═══ ENTRIES SUPPLIED ═══

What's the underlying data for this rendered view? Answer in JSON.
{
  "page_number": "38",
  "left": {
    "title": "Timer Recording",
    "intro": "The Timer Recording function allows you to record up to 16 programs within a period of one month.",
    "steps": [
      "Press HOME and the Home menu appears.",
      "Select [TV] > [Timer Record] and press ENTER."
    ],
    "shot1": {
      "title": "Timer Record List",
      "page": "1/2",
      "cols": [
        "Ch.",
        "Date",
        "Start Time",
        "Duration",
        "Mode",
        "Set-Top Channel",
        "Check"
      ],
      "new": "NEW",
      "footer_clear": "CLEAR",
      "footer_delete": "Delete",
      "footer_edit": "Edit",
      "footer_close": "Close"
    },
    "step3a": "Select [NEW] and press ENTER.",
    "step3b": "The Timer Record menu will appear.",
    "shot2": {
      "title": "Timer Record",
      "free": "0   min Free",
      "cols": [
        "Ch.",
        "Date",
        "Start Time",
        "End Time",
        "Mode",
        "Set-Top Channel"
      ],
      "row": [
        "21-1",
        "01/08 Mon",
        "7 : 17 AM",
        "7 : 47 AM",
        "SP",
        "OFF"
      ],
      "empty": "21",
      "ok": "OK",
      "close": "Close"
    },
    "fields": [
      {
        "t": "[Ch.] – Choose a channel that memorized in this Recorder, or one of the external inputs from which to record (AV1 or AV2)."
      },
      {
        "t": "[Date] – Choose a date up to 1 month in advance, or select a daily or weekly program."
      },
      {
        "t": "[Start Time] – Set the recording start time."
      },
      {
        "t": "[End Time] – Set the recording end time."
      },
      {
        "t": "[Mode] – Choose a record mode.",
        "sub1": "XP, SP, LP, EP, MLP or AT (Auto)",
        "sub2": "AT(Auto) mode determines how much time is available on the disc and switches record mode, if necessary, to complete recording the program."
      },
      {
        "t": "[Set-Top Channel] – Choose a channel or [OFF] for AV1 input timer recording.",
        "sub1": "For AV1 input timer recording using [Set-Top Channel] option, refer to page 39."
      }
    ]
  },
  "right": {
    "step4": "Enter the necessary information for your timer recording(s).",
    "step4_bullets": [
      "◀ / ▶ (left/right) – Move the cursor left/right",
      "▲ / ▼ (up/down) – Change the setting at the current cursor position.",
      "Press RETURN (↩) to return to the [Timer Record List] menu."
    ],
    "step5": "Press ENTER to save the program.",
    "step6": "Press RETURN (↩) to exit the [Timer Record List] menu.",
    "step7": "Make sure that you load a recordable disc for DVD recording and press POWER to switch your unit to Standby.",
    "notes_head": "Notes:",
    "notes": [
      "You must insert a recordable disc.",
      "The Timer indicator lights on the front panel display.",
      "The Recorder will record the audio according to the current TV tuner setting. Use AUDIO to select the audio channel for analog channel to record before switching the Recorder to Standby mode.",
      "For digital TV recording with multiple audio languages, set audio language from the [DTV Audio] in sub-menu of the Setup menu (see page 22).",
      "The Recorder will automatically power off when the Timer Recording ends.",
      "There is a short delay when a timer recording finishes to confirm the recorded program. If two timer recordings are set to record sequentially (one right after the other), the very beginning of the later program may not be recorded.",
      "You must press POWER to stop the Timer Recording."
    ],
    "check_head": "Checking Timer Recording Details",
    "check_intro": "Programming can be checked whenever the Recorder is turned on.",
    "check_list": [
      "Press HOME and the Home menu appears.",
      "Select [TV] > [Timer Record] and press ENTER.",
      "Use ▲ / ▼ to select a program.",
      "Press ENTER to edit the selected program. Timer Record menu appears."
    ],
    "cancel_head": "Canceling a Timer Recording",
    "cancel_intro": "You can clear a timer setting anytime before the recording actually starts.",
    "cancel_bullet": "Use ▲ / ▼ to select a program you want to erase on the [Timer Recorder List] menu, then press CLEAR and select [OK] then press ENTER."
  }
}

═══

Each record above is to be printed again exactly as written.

What's the underlying data for this rendered view? Answer in JSON.
{
  "page_number": "38",
  "left": {
    "title": "Timer Recording",
    "intro": "The Timer Recording function allows you to record up to 16 programs within a period of one month.",
    "steps": [
      "Press HOME and the Home menu appears.",
      "Select [TV] > [Timer Record] and press ENTER."
    ],
    "shot1": {
      "title": "Timer Record List",
      "page": "1/2",
      "cols": [
        "Ch.",
        "Date",
        "Start Time",
        "Duration",
        "Mode",
        "Set-Top Channel",
        "Check"
      ],
      "new": "NEW",
      "footer_clear": "CLEAR",
      "footer_delete": "Delete",
      "footer_edit": "Edit",
      "footer_close": "Close"
    },
    "step3a": "Select [NEW] and press ENTER.",
    "step3b": "The Timer Record menu will appear.",
    "shot2": {
      "title": "Timer Record",
      "free": "0   min Free",
      "cols": [
        "Ch.",
        "Date",
        "Start Time",
        "End Time",
        "Mode",
        "Set-Top Channel"
      ],
      "row": [
        "21-1",
        "01/08 Mon",
        "7 : 17 AM",
        "7 : 47 AM",
        "SP",
        "OFF"
      ],
      "empty": "21",
      "ok": "OK",
      "close": "Close"
    },
    "fields": [
      {
        "t": "[Ch.] – Choose a channel that memorized in this Recorder, or one of the external inputs from which to record (AV1 or AV2)."
      },
      {
        "t": "[Date] – Choose a date up to 1 month in advance, or select a daily or weekly program."
      },
      {
        "t": "[Start Time] – Set the recording start time."
      },
      {
        "t": "[End Time] – Set the recording end time."
      },
      {
        "t": "[Mode] – Choose a record mode.",
        "sub1": "XP, SP, LP, EP, MLP or AT (Auto)",
        "sub2": "AT(Auto) mode determines how much time is available on the disc and switches record mode, if necessary, to complete recording the program."
      },
      {
        "t": "[Set-Top Channel] – Choose a channel or [OFF] for AV1 input timer recording.",
        "sub1": "For AV1 input timer recording using [Set-Top Channel] option, refer to page 39."
      }
    ]
  },
  "right": {
    "step4": "Enter the necessary information for your timer recording(s).",
    "step4_bullets": [
      "◀ / ▶ (left/right) – Move the cursor left/right",
      "▲ / ▼ (up/down) – Change the setting at the current cursor position.",
      "Press RETURN (↩) to return to the [Timer Record List] menu."
    ],
    "step5": "Press ENTER to save the program.",
    "step6": "Press RETURN (↩) to exit the [Timer Record List] menu.",
    "step7": "Make sure that you load a recordable disc for DVD recording and press POWER to switch your unit to Standby.",
    "notes_head": "Notes:",
    "notes": [
      "You must insert a recordable disc.",
      "The Timer indicator lights on the front panel display.",
      "The Recorder will record the audio according to the current TV tuner setting. Use AUDIO to select the audio channel for analog channel to record before switching the Recorder to Standby mode.",
      "For digital TV recording with multiple audio languages, set audio language from the [DTV Audio] in sub-menu of the Setup menu (see page 22).",
      "The Recorder will automatically power off when the Timer Recording ends.",
      "There is a short delay when a timer recording finishes to confirm the recorded program. If two timer recordings are set to record sequentially (one right after the other), the very beginning of the later program may not be recorded.",
      "You must press POWER to stop the Timer Recording."
    ],
    "check_head": "Checking Timer Recording Details",
    "check_intro": "Programming can be checked whenever the Recorder is turned on.",
    "check_list": [
      "Press HOME and the Home menu appears.",
      "Select [TV] > [Timer Record] and press ENTER.",
      "Use ▲ / ▼ to select a program.",
      "Press ENTER to edit the selected program. Timer Record menu appears."
    ],
    "cancel_head": "Canceling a Timer Recording",
    "cancel_intro": "You can clear a timer setting anytime before the recording actually starts.",
    "cancel_bullet": "Use ▲ / ▼ to select a program you want to erase on the [Timer Recorder List] menu, then press CLEAR and select [OK] then press ENTER."
  }
}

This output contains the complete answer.